Young Joshua Zimmerman, a journalism student in the Princeton class of 1991, presents himself to us as, essentially, an Ivy League chicken hawk (“Make War in the Gulf--But I Just Want to Watch,” Campus Correspondence, Opinion, Feb. 17). From the comfort and safety of an elite campus he cheers on this Gulf War, but leaves it to be fought for him by less privileged young American “mercenaries.”
Perhaps his essay is Swiftian satire. Perhaps he wants to expose the not very pretty socioeconomic aspects of our volunteer military and this war. If so, he’s done a clever enough job.

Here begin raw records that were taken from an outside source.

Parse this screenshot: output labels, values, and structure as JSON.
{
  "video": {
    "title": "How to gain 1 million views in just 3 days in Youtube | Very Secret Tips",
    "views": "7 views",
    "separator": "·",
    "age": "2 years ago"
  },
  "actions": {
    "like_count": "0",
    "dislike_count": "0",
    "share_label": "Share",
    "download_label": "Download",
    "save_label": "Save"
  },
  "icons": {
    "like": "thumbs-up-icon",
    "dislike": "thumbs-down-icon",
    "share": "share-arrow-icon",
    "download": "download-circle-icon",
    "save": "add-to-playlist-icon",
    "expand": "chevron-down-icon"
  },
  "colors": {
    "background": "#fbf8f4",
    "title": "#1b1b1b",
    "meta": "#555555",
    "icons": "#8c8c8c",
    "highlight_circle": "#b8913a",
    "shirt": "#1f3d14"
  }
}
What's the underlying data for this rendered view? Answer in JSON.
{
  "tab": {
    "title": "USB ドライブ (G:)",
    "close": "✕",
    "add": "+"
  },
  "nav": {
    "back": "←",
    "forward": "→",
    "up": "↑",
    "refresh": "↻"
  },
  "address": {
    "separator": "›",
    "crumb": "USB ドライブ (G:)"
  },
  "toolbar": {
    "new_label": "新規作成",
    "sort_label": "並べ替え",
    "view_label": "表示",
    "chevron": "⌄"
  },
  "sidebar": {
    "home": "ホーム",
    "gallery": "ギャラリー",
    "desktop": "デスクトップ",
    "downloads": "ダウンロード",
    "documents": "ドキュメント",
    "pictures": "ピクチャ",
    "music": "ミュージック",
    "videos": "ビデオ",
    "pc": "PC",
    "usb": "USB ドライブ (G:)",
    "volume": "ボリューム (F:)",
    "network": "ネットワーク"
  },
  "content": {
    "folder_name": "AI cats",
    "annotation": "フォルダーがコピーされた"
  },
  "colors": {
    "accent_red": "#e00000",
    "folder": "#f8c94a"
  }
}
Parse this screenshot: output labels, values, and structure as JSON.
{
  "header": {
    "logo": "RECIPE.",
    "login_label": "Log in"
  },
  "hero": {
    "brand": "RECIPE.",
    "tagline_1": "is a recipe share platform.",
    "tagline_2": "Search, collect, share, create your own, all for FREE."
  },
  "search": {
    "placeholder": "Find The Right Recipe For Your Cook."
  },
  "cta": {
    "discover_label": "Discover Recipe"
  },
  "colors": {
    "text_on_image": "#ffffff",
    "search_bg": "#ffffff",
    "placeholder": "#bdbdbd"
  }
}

If the essay represents Zimmerman’s real-life views, however--and it does seem to do so--then it is terribly sad. And shocking. Oh, not that he thinks that way. Many do. We know that. What is shocking is that Zimmerman is so shamelessly open, so public and unabashed about his class-based snobbery. I’ve never before seen in print so icy an unconcern about the fate of so many young men and women--Zimmerman’s fellow Americans. Thousands of young people--on both sides--may be killed in a bloody war that some of us continue to see as tragically misguided. We cannot share Zimmerman’s sophisticated and heartless detachment.